  • Coconut oil: Swish with a teaspoon of organic virgin coconut oil daily to help kill yeast overgrowth.

  • Aloe vera: The inner gel has antifungal effects. Apply directly to lesions several times a day.

  • Proper oral hygiene: Brush your teeth twice daily and clean dentures to help remove excess Candida over time.

  • Saltwater Rinse: Dissolve 1/2 teaspoon salt in 1 cup of warm water. Swish and spit out.

  • Yoghourt: Eat unsweetened yoghurt for probiotics or take a daily probiotic supplement.

  • Lemon Juice: Mix lemon juice from 1/2 lemon into 1 cup water. Drink or use as a mouthwash.

How Do You Prevent Oral Thrush?

Preventing oral thrush involves adopting proactive measures to maintain oral health and minimize the risk of fungal infections. From addressing specific medication practices to dietary considerations and overall hygiene, here are key strategies to help prevent the occurrence of oral thrush.

  • Rinse your mouth if you are using a corticosteroid inhaler.

  • Consume fresh-culture yoghurt when on antibiotics.

  • Address vaginal yeast infections promptly during pregnancy.

  • Regular dental check-ups are crucial.

  • Reduce intake of foods rich in sugar and yeast.

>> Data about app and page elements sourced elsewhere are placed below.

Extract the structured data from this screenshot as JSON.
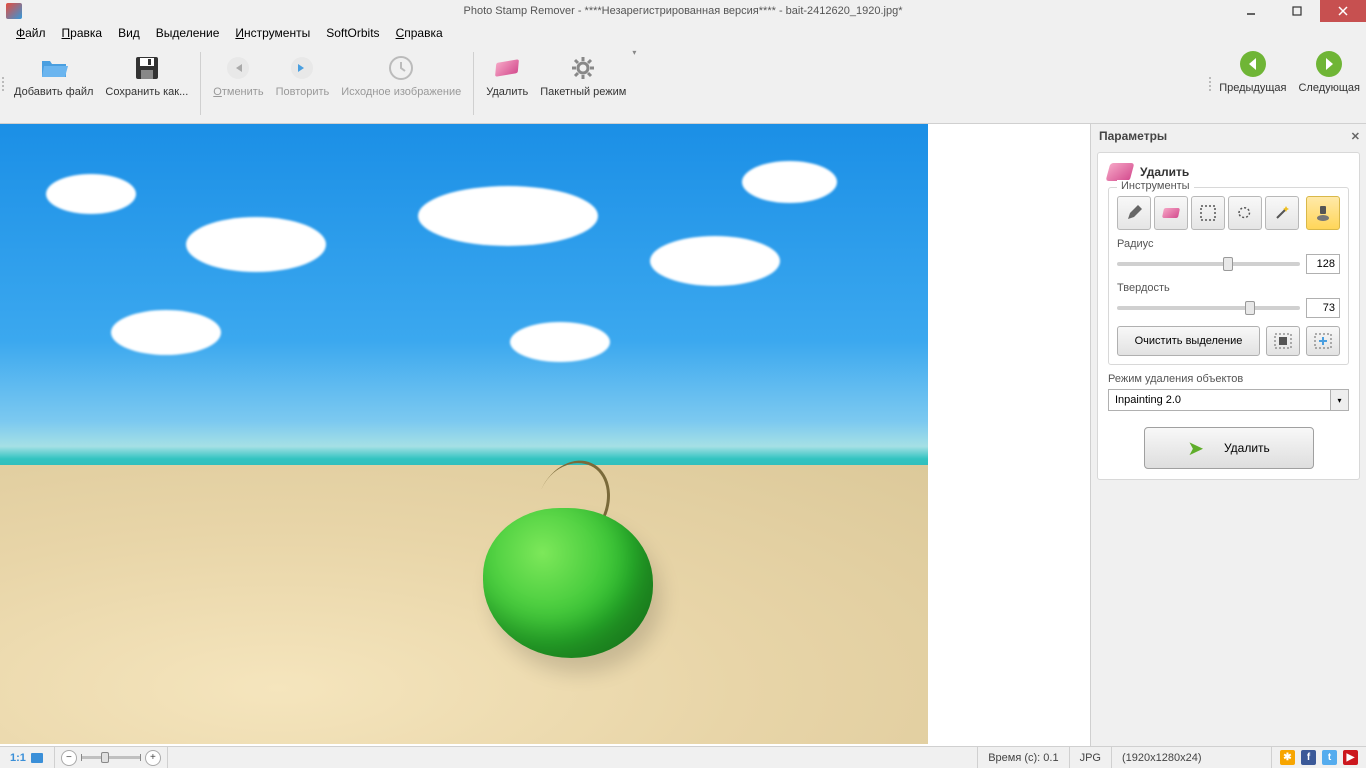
{
  "title": "Photo Stamp Remover - ****Незарегистрированная версия**** - bait-2412620_1920.jpg*",
  "menubar": {
    "file": "Файл",
    "edit": "Правка",
    "view": "Вид",
    "selection": "Выделение",
    "tools": "Инструменты",
    "softorbits": "SoftOrbits",
    "help": "Справка"
  },
  "toolbar": {
    "add_file": "Добавить файл",
    "save_as": "Сохранить как...",
    "undo": "Отменить",
    "redo": "Повторить",
    "original": "Исходное изображение",
    "delete": "Удалить",
    "batch": "Пакетный режим",
    "prev": "Предыдущая",
    "next": "Следующая"
  },
  "panel": {
    "title": "Параметры",
    "section_delete": "Удалить",
    "tools_label": "Инструменты",
    "radius_label": "Радиус",
    "radius_value": "128",
    "hardness_label": "Твердость",
    "hardness_value": "73",
    "clear_selection": "Очистить выделение",
    "mode_label": "Режим удаления объектов",
    "mode_value": "Inpainting 2.0",
    "remove_btn": "Удалить"
  },
  "status": {
    "zoom_label": "1:1",
    "time": "Время (c): 0.1",
    "format": "JPG",
    "dimensions": "(1920x1280x24)"
  }
}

Good oral hygiene and prompt medical advice can clear up most thrush cases. Controlling any underlying medical conditions is also important in preventing recurrent infections. Though uncomfortable, oral thrush is curable with the right care.